Inside the O’briens. Finished 9-21-18, 3.5/5, fiction, pub. 2015
Unabridged audio read by Skip Sudduth. 9 discs.
Joe O’Brien is a forty-four-year-old police officer from the Irish Catholic neighborhood of Charlestown, Massachusetts. A devoted husband, proud father of four children in their twenties, and respected officer, Joe begins experiencing bouts of disorganized thinking, uncharacteristic temper outbursts, and strange, involuntary movements. He initially attributes these episodes to the stress of his job, but as these symptoms worsen, he agrees to see a neurologist and is handed a diagnosis that will change his and his family’s lives forever: Huntington’s Disease.
Huntington’s is a lethal neurodegenerative disease with no treatment and no cure. Each of Joe’s four children has a 50 percent chance of inheriting their father’s disease, and a simple blood test can reveal their genetic fate. While watching her potential future in her father’s escalating symptoms, twenty-one-year-old daughter Katie struggles with the questions this test imposes on her young adult life. Does she want to know? What if she’s gene positive? Can she live with the constant anxiety of not knowing?

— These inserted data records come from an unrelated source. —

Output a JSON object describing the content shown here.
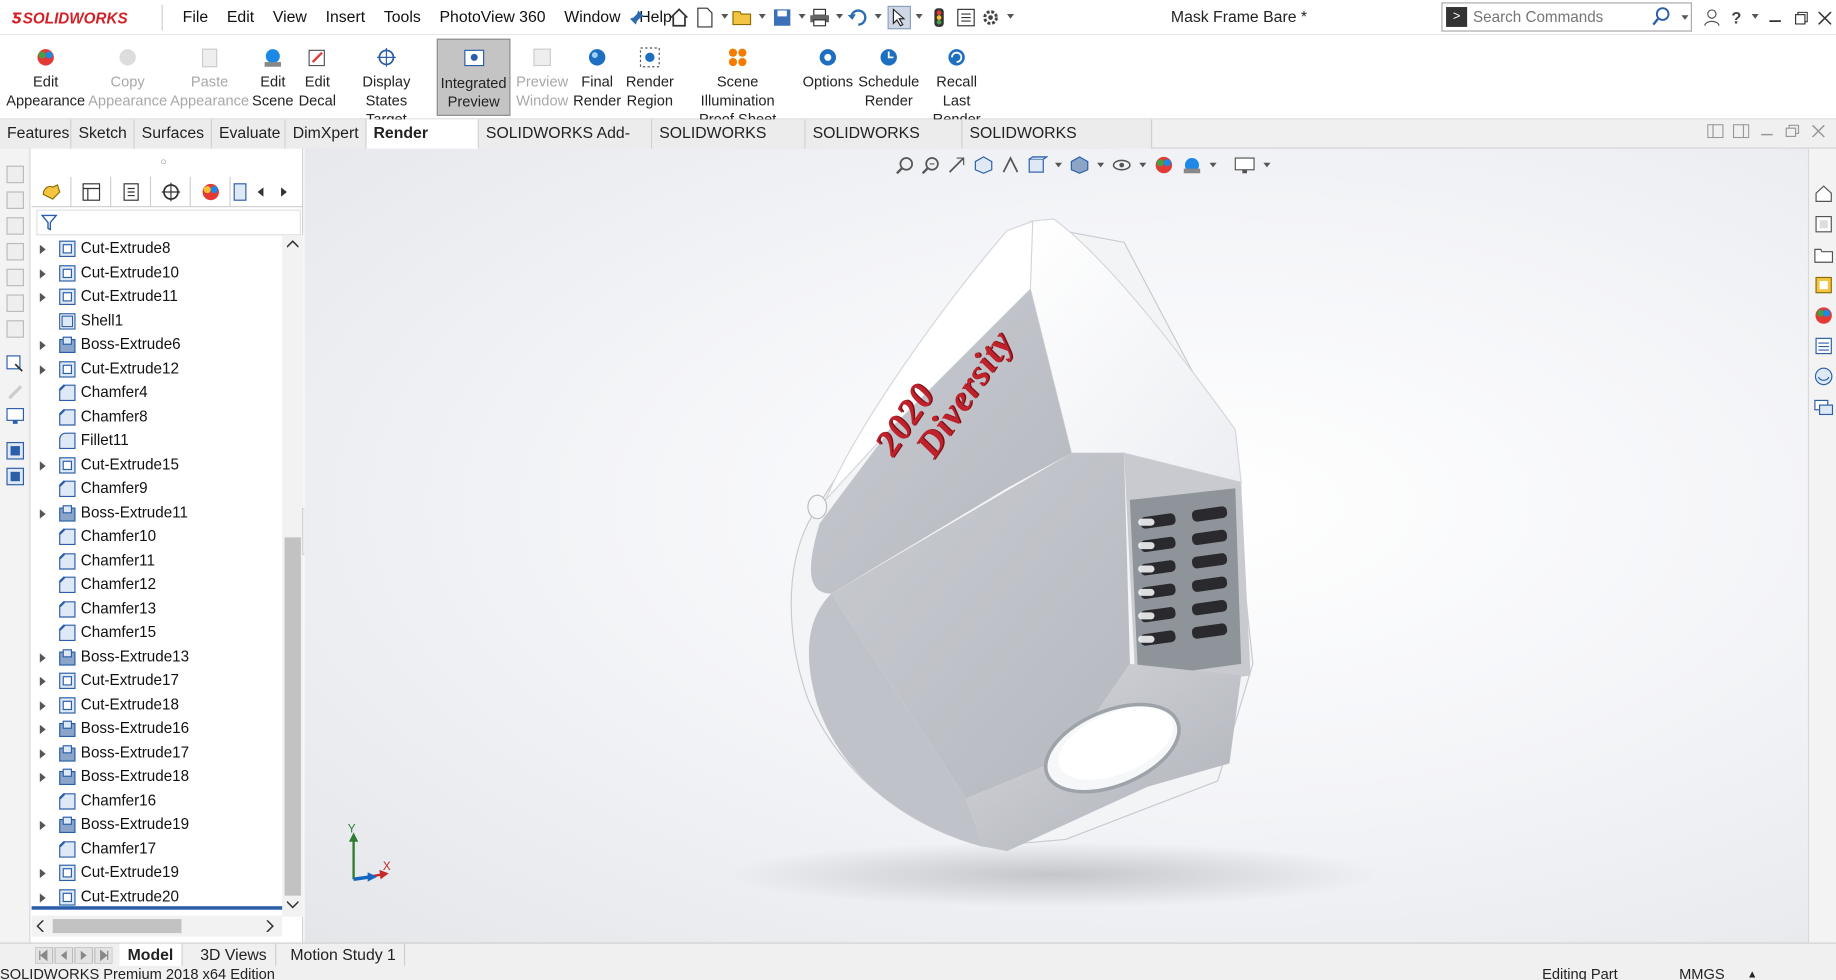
{
  "app": {
    "logo_text": "SOLIDWORKS",
    "document_title": "Mask Frame Bare *"
  },
  "menu": [
    "File",
    "Edit",
    "View",
    "Insert",
    "Tools",
    "PhotoView 360",
    "Window",
    "Help"
  ],
  "search": {
    "placeholder": "Search Commands"
  },
  "command_manager": {
    "buttons": [
      {
        "line1": "Edit",
        "line2": "Appearance",
        "enabled": true
      },
      {
        "line1": "Copy",
        "line2": "Appearance",
        "enabled": false
      },
      {
        "line1": "Paste",
        "line2": "Appearance",
        "enabled": false
      },
      {
        "line1": "Edit",
        "line2": "Scene",
        "enabled": true
      },
      {
        "line1": "Edit",
        "line2": "Decal",
        "enabled": true
      },
      {
        "line1": "Display States",
        "line2": "Target",
        "enabled": true
      },
      {
        "line1": "Integrated",
        "line2": "Preview",
        "enabled": true,
        "active": true
      },
      {
        "line1": "Preview",
        "line2": "Window",
        "enabled": false
      },
      {
        "line1": "Final",
        "line2": "Render",
        "enabled": true
      },
      {
        "line1": "Render",
        "line2": "Region",
        "enabled": true
      },
      {
        "line1": "Scene Illumination",
        "line2": "Proof Sheet",
        "enabled": true
      },
      {
        "line1": "Options",
        "line2": "",
        "enabled": true
      },
      {
        "line1": "Schedule",
        "line2": "Render",
        "enabled": true
      },
      {
        "line1": "Recall Last",
        "line2": "Render",
        "enabled": true
      }
    ]
  },
  "tabs": [
    "Features",
    "Sketch",
    "Surfaces",
    "Evaluate",
    "DimXpert",
    "Render Tools",
    "SOLIDWORKS Add-Ins",
    "SOLIDWORKS MBD",
    "SOLIDWORKS CAM",
    "SOLIDWORKS Inspection"
  ],
  "active_tab": "Render Tools",
  "feature_tree": [
    {
      "label": "Cut-Extrude8",
      "expandable": true,
      "kind": "cut"
    },
    {
      "label": "Cut-Extrude10",
      "expandable": true,
      "kind": "cut"
    },
    {
      "label": "Cut-Extrude11",
      "expandable": true,
      "kind": "cut"
    },
    {
      "label": "Shell1",
      "expandable": false,
      "kind": "shell"
    },
    {
      "label": "Boss-Extrude6",
      "expandable": true,
      "kind": "boss"
    },
    {
      "label": "Cut-Extrude12",
      "expandable": true,
      "kind": "cut"
    },
    {
      "label": "Chamfer4",
      "expandable": false,
      "kind": "chamfer"
    },
    {
      "label": "Chamfer8",
      "expandable": false,
      "kind": "chamfer"
    },
    {
      "label": "Fillet11",
      "expandable": false,
      "kind": "fillet"
    },
    {
      "label": "Cut-Extrude15",
      "expandable": true,
      "kind": "cut"
    },
    {
      "label": "Chamfer9",
      "expandable": false,
      "kind": "chamfer"
    },
    {
      "label": "Boss-Extrude11",
      "expandable": true,
      "kind": "boss"
    },
    {
      "label": "Chamfer10",
      "expandable": false,
      "kind": "chamfer"
    },
    {
      "label": "Chamfer11",
      "expandable": false,
      "kind": "chamfer"
    },
    {
      "label": "Chamfer12",
      "expandable": false,
      "kind": "chamfer"
    },
    {
      "label": "Chamfer13",
      "expandable": false,
      "kind": "chamfer"
    },
    {
      "label": "Chamfer15",
      "expandable": false,
      "kind": "chamfer"
    },
    {
      "label": "Boss-Extrude13",
      "expandable": true,
      "kind": "boss"
    },
    {
      "label": "Cut-Extrude17",
      "expandable": true,
      "kind": "cut"
    },
    {
      "label": "Cut-Extrude18",
      "expandable": true,
      "kind": "cut"
    },
    {
      "label": "Boss-Extrude16",
      "expandable": true,
      "kind": "boss"
    },
    {
      "label": "Boss-Extrude17",
      "expandable": true,
      "kind": "boss"
    },
    {
      "label": "Boss-Extrude18",
      "expandable": true,
      "kind": "boss"
    },
    {
      "label": "Chamfer16",
      "expandable": false,
      "kind": "chamfer"
    },
    {
      "label": "Boss-Extrude19",
      "expandable": true,
      "kind": "boss"
    },
    {
      "label": "Chamfer17",
      "expandable": false,
      "kind": "chamfer"
    },
    {
      "label": "Cut-Extrude19",
      "expandable": true,
      "kind": "cut"
    },
    {
      "label": "Cut-Extrude20",
      "expandable": true,
      "kind": "cut"
    }
  ],
  "model": {
    "engraving_line1": "2020",
    "engraving_line2": "Diversity",
    "engraving_color": "#c0222b"
  },
  "triad": {
    "x": "X",
    "y": "Y"
  },
  "bottom_tabs": [
    "Model",
    "3D Views",
    "Motion Study 1"
  ],
  "active_bottom_tab": "Model",
  "status": {
    "edition": "SOLIDWORKS Premium 2018 x64 Edition",
    "mode": "Editing Part",
    "units": "MMGS"
  },
  "colors": {
    "brand": "#d32027",
    "tree_selection_bar": "#2b5ea8"
  }
}
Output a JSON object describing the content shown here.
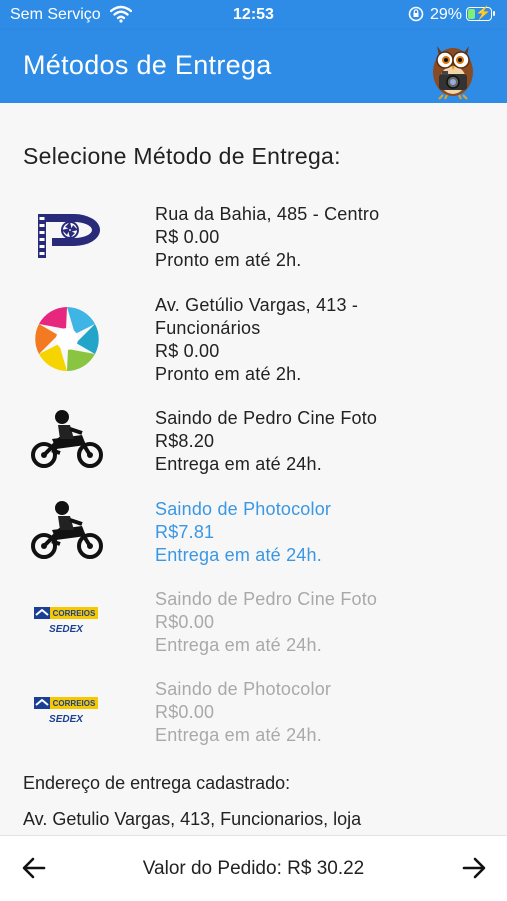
{
  "status_bar": {
    "carrier": "Sem Serviço",
    "time": "12:53",
    "battery_percent": "29%",
    "battery_level": 0.29
  },
  "app_bar": {
    "title": "Métodos de Entrega",
    "logo_icon": "owl-photographer-logo"
  },
  "main": {
    "heading": "Selecione Método de Entrega:",
    "methods": [
      {
        "icon": "pedro-cine-foto-logo",
        "state": "normal",
        "line1": "Rua da Bahia, 485 - Centro",
        "line2": "R$ 0.00",
        "line3": "Pronto em até 2h.",
        "line4": ""
      },
      {
        "icon": "photocolor-aperture-logo",
        "state": "normal",
        "line1": "Av. Getúlio Vargas, 413 -",
        "line2": "Funcionários",
        "line3": "R$ 0.00",
        "line4": "Pronto em até 2h."
      },
      {
        "icon": "motorcycle-courier-icon",
        "state": "normal",
        "line1": "Saindo de Pedro Cine Foto",
        "line2": "R$8.20",
        "line3": "Entrega em até 24h.",
        "line4": ""
      },
      {
        "icon": "motorcycle-courier-icon",
        "state": "selected",
        "line1": "Saindo de Photocolor",
        "line2": "R$7.81",
        "line3": "Entrega em até 24h.",
        "line4": ""
      },
      {
        "icon": "correios-sedex-logo",
        "state": "disabled",
        "line1": "Saindo de Pedro Cine Foto",
        "line2": "R$0.00",
        "line3": "Entrega em até 24h.",
        "line4": ""
      },
      {
        "icon": "correios-sedex-logo",
        "state": "disabled",
        "line1": "Saindo de Photocolor",
        "line2": "R$0.00",
        "line3": "Entrega em até 24h.",
        "line4": ""
      }
    ],
    "address_label": "Endereço de entrega cadastrado:",
    "address_value": "Av. Getulio Vargas, 413, Funcionarios, loja"
  },
  "bottom_bar": {
    "order_total": "Valor do Pedido: R$ 30.22",
    "back_icon": "arrow-left-icon",
    "next_icon": "arrow-right-icon"
  },
  "colors": {
    "primary": "#2e8ce6",
    "selected_text": "#3a97e3",
    "disabled_text": "#a9a9a9",
    "correios_blue": "#1b3f94",
    "correios_yellow": "#f5c800"
  }
}
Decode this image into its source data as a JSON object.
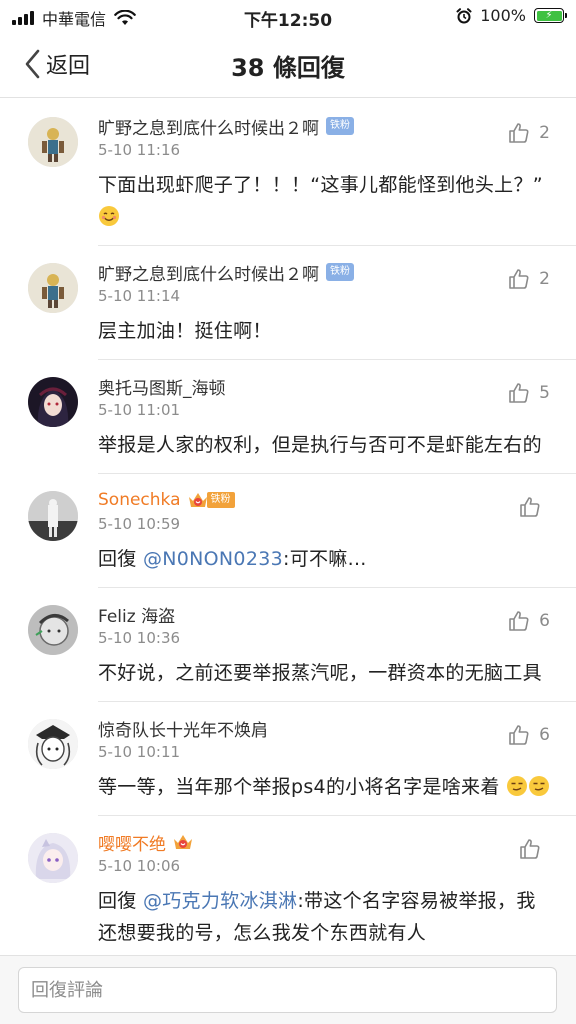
{
  "status_bar": {
    "carrier": "中華電信",
    "time": "下午12:50",
    "battery": "100%",
    "icons": [
      "signal-icon",
      "wifi-icon",
      "alarm-icon",
      "battery-icon"
    ]
  },
  "nav": {
    "back_label": "返回",
    "title": "38 條回復"
  },
  "comments": [
    {
      "user": "旷野之息到底什么时候出２啊",
      "badge": "铁粉",
      "time": "5-10 11:16",
      "likes": "2",
      "text": "下面出现虾爬子了！！！“这事儿都能怪到他头上？”"
    },
    {
      "user": "旷野之息到底什么时候出２啊",
      "badge": "铁粉",
      "time": "5-10 11:14",
      "likes": "2",
      "text": "层主加油！挺住啊！"
    },
    {
      "user": "奥托马图斯_海顿",
      "time": "5-10 11:01",
      "likes": "5",
      "text": "举报是人家的权利，但是执行与否可不是虾能左右的"
    },
    {
      "user": "Sonechka",
      "badge": "铁粉",
      "time": "5-10 10:59",
      "likes": "",
      "reply_prefix": "回復",
      "mention": "@N0NON0233",
      "text": ":可不嘛..."
    },
    {
      "user": "Feliz 海盗",
      "time": "5-10 10:36",
      "likes": "6",
      "text": "不好说，之前还要举报蒸汽呢，一群资本的无脑工具"
    },
    {
      "user": "惊奇队长十光年不焕肩",
      "time": "5-10 10:11",
      "likes": "6",
      "text": "等一等，当年那个举报ps4的小将名字是啥来着"
    },
    {
      "user": "嘤嘤不绝",
      "time": "5-10 10:06",
      "likes": "",
      "reply_prefix": "回復",
      "mention": "@巧克力软冰淇淋",
      "text": ":带这个名字容易被举报，我还想要我的号，怎么我发个东西就有人"
    }
  ],
  "input": {
    "placeholder": "回復評論"
  },
  "colors": {
    "accent_link": "#4a77b4",
    "vip_name": "#f07b25",
    "badge_bg": "#8ab0e6",
    "battery": "#3fc142"
  }
}
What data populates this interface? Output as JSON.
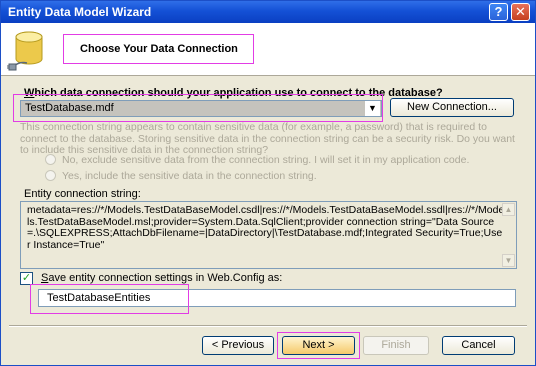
{
  "window": {
    "title": "Entity Data Model Wizard",
    "help_glyph": "?",
    "close_glyph": "✕"
  },
  "header": {
    "title": "Choose Your Data Connection"
  },
  "connection": {
    "question_prefix": "",
    "question_underlined": "W",
    "question_rest": "hich data connection should your application use to connect to the database?",
    "selected": "TestDatabase.mdf",
    "new_connection_label": "New Connection..."
  },
  "sensitive": {
    "description": "This connection string appears to contain sensitive data (for example, a password) that is required to connect to the database. Storing sensitive data in the connection string can be a security risk. Do you want to include this sensitive data in the connection string?",
    "option_exclude": "No, exclude sensitive data from the connection string. I will set it in my application code.",
    "option_include": "Yes, include the sensitive data in the connection string."
  },
  "entity": {
    "label": "Entity connection string:",
    "value": "metadata=res://*/Models.TestDataBaseModel.csdl|res://*/Models.TestDataBaseModel.ssdl|res://*/Models.TestDataBaseModel.msl;provider=System.Data.SqlClient;provider connection string=\"Data Source=.\\SQLEXPRESS;AttachDbFilename=|DataDirectory|\\TestDatabase.mdf;Integrated Security=True;User Instance=True\""
  },
  "save": {
    "checked": "✓",
    "label_underlined": "S",
    "label_rest": "ave entity connection settings in Web.Config as:",
    "value": "TestDatabaseEntities"
  },
  "buttons": {
    "previous": "< Previous",
    "next": "Next >",
    "finish": "Finish",
    "cancel": "Cancel"
  }
}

As Joe’s symptoms worsen and he’s eventually stripped of his badge and more, Joe struggles to maintain hope and a sense of purpose, while Katie and her siblings must find the courage to either live a life “at risk” or learn their fate. from Goodreads
This grabbed me from the get go. I’m a mom in my 40’s and can’t even imagine the horror of not only Joe but of his wife as they wait to find out what becomes of their children and grandchildren. I learned a lot about Huntington’s disease and the book was excellent in the way that it showed how it impacted the whole family, and it was a big brood! The story flitted between Joe and his youngest daughter Katie and while I liked both of those storylines I would have liked to have heard a bit more from the other kids and their stories, especially about the troubled brother. As much as I liked the book it was a downer and I hated the end. I’m sure others are fine with it, but it felt like a cop out to me.
Lisa Genova is gifted at taking a medical diagnosis and compelling us to read, even when it’s hard. I loved Still Alice, but didn’t love this one as much. But Joe has stuck with me and it’s been two months so that’s saying something.